◆ EXERCISE
Look through the records that follow. Copy every line containing the word "this".

Component data from apps and pages
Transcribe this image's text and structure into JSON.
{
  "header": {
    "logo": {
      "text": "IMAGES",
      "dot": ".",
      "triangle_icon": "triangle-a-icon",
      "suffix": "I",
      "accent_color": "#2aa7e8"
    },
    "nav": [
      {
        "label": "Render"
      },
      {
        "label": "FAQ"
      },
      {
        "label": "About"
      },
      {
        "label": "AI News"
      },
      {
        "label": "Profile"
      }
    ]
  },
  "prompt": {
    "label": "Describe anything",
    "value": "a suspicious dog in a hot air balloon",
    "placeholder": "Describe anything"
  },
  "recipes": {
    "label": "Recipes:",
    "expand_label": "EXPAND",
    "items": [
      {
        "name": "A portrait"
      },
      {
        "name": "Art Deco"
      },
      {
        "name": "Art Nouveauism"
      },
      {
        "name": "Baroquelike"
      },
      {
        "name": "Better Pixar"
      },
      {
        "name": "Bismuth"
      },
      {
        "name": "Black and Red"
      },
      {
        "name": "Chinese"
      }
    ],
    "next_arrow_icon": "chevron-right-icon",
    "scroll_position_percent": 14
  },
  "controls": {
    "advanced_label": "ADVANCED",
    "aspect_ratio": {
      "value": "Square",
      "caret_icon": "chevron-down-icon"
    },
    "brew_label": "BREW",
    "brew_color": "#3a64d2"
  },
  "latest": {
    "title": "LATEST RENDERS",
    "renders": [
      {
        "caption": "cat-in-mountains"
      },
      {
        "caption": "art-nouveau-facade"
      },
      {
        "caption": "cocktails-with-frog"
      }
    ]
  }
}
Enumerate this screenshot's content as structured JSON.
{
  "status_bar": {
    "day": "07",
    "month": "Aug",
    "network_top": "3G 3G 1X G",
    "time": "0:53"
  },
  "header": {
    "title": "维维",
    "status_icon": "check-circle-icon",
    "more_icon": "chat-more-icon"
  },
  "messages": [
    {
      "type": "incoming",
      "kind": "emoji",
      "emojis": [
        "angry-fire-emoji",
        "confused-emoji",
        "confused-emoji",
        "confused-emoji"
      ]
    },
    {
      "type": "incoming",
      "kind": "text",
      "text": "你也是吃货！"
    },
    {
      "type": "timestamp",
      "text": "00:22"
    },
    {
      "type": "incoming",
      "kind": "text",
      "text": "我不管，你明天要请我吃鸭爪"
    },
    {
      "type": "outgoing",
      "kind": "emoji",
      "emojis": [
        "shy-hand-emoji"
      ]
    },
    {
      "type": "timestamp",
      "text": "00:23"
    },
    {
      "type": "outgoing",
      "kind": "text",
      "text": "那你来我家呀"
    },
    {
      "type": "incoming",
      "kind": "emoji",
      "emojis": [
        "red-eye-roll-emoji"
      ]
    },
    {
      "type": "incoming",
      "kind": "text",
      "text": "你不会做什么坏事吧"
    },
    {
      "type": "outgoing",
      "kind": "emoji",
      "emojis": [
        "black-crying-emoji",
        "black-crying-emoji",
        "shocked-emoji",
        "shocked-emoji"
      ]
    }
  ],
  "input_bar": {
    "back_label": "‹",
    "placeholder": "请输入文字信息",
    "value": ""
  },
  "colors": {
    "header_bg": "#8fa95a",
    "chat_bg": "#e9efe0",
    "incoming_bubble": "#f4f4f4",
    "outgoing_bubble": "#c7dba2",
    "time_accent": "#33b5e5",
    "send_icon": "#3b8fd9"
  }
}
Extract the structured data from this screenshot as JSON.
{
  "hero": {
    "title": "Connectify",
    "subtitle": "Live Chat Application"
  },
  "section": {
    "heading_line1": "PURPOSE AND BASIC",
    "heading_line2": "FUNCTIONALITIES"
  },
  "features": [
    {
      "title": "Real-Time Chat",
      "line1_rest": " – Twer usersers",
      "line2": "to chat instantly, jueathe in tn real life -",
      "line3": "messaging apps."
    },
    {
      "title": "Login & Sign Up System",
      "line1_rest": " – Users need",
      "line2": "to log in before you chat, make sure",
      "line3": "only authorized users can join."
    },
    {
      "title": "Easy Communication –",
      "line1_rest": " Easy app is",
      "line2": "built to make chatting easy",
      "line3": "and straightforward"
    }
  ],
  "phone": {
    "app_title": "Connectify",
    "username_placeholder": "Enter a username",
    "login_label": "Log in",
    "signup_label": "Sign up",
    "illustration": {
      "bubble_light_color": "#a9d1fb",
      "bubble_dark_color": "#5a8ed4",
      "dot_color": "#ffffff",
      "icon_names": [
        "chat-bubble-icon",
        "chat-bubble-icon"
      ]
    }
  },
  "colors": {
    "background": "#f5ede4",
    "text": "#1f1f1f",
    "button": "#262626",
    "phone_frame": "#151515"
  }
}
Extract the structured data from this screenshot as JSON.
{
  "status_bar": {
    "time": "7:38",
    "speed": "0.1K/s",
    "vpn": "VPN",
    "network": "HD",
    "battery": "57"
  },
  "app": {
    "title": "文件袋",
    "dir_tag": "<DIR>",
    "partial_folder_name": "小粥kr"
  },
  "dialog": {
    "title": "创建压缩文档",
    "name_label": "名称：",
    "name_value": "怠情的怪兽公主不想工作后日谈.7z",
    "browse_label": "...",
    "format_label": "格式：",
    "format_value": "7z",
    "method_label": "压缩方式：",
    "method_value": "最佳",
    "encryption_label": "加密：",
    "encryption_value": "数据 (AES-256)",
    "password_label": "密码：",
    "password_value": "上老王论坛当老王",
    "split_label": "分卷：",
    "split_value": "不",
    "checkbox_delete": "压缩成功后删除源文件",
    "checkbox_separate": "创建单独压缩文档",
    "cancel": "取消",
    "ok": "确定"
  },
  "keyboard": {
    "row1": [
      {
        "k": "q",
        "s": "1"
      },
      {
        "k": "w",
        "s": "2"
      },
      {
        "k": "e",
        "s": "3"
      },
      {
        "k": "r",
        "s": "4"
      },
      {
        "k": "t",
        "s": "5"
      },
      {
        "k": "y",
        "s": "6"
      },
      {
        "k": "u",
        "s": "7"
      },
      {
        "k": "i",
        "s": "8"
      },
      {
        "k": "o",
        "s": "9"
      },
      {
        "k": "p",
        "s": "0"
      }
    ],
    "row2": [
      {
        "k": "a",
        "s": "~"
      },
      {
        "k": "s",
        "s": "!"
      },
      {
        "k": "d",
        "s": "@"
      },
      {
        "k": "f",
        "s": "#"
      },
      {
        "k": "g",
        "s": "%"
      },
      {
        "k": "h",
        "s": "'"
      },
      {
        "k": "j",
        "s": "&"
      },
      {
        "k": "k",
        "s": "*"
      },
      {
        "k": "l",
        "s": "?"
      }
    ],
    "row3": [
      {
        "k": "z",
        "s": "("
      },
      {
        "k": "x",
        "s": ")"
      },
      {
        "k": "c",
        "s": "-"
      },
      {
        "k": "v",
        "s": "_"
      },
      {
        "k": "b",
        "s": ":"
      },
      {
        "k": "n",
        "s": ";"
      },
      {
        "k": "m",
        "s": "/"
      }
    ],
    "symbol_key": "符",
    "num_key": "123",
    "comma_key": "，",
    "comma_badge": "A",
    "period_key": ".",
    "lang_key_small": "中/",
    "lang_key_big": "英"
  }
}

◆ ANSWER TO THE EXERCISE
Transcribe this image's text and structure into JSON.
Enumerate this screenshot's content as structured JSON.
Extract the structured data from this screenshot as JSON.
Extract the structured data from this screenshot as JSON.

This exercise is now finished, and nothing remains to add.